Task to complete — If a line in the listing includes the word "data", copy it out.

Input for this task —

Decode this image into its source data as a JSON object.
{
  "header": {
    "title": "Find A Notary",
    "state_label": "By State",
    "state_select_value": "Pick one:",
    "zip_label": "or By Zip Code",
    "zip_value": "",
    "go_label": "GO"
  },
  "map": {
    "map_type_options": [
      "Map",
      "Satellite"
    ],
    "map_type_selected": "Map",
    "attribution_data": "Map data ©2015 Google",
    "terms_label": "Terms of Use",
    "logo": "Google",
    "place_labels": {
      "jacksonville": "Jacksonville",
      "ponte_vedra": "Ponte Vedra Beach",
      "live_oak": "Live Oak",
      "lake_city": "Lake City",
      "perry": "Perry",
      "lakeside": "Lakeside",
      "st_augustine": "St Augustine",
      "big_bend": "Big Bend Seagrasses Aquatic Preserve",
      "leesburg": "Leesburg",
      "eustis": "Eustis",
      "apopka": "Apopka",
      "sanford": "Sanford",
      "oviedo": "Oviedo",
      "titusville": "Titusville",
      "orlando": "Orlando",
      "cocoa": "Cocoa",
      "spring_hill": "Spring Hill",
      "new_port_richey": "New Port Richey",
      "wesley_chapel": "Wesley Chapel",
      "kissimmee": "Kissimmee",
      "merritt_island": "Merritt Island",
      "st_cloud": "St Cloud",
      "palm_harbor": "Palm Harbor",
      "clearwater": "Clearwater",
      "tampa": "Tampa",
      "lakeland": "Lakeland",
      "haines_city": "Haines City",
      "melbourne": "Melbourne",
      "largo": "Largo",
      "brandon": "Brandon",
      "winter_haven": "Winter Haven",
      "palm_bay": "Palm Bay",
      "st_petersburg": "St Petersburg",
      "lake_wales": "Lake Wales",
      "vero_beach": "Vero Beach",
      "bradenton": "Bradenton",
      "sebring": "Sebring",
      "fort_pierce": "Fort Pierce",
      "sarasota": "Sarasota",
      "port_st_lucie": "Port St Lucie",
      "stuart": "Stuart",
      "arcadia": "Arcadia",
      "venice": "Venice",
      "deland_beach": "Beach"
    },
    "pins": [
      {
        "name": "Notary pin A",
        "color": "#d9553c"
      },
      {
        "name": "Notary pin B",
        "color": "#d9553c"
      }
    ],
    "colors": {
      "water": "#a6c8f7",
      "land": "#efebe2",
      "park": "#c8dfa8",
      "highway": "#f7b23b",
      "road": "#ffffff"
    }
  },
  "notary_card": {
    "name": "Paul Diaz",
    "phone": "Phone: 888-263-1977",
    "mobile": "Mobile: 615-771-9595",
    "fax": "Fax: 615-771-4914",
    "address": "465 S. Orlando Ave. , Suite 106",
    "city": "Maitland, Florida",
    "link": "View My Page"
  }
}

Expected answer —
Decode this image into its source data as a JSON object.
    "attribution_data": "Map data ©2015 Google",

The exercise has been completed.